I was horrified by the report headlined, 'Coroner furious at lifeguard over death' (South China Morning Post, April 2), relating the needless and preventable death of a 10-year-old boy at a pool in Tai Po Gardens.
It is bad enough as we approach the new millennium in Hong Kong that there are needless and preventable deaths resulting from monumental blunders and gross incompetence on the part of medical staff in the public health system.
It is tragic beyond belief that young children suffer needless and preventable deaths in Hong Kong swimming pools manned by 'professional' and presumably 'trained' so-called 'lifeguards'.
One of the 'lifeguards' was reported to have said in court that he had not sat in the lifeguard's tall chair beside the pool - which would have given him a clear view of swimmers - because the seat was damp. He also said that he considered his personal comfort more important than the safety of swimmers. What on earth was a person like this doing working as a lifeguard? But more importantly, how on earth was someone like this ever employed to perform such an important task? There is something drastically wrong with a system that will certify somebody like this, let alone allow him to obtain employment in this field. In Australia 'real lifeguards' are often called upon to risk their very lives, not just their comfort, when they have to battle raging surf and mountainous seas to rescue a swimmer in distress.
The other lifeguard at Tai Po was on the opposite side of the pool chatting to another swimmer and failed to notice the struggling child. Lifeguarding is a serious business, life is precious, particularly the life of a child. A pool or a beach is not a social club for lifeguards, it is a potential battleground between life and death. In Australia the motto for lifeguards is 'eternal vigilance' and it must be, otherwise having lifeguards is completely useless and a waste of time and money as has been tragically demonstrated in this case and sadly in many others.
The unfortunate child was eventually pulled from the water not by either of the 'lifeguards' but by a member of the public, who noticed him floating face down.

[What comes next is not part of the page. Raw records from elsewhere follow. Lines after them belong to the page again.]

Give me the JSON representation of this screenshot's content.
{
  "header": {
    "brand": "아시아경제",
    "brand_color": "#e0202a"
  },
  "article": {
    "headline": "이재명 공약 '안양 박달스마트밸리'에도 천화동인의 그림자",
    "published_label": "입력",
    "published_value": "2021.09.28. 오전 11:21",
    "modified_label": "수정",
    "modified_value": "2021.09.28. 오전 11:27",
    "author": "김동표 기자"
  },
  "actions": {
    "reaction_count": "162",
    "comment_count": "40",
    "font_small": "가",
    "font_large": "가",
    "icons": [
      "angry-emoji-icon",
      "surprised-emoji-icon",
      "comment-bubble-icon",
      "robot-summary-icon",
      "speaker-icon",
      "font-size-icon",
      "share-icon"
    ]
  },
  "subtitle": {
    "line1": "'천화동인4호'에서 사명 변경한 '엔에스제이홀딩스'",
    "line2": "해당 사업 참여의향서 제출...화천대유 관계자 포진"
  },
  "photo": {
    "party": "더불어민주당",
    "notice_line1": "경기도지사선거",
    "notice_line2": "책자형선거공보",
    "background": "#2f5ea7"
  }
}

All parents have the right to expect that their child can play safely and not die in a pool which is manned by 'lifeguards'. These so-called lifeguards are paid to save lives and one would assume that they are appropriately trained and fit for the purpose for which they are employed, or are they? Several years ago the Taiwanese Government asked the Australian Surf Life Saving Association for help in an attempt to reduce the unacceptably high death tolls from drownings on Taiwanese beaches. A team of Australian experts and top instructors was sent to Taiwan to help train Taiwanese lifeguards.
Consequently within a short space of time a dramatic reduction occurred in these preventable and needless deaths.
I strongly suggest that the Hong Kong Government seriously considers adopting a similar course so as to ensure that not only prospective lifeguards but also current lifeguards, are properly and adequately trained and certified for the very important task for which they are paid and so that they fully appreciate that being a lifeguard is not just 'a job for young men to sit in the sun and enjoy themselves', as the coroner so aptly put it.
Perhaps then other parents would be spared the anguish and heartbreak of future preventable tragedies.
PETER LAVAC Central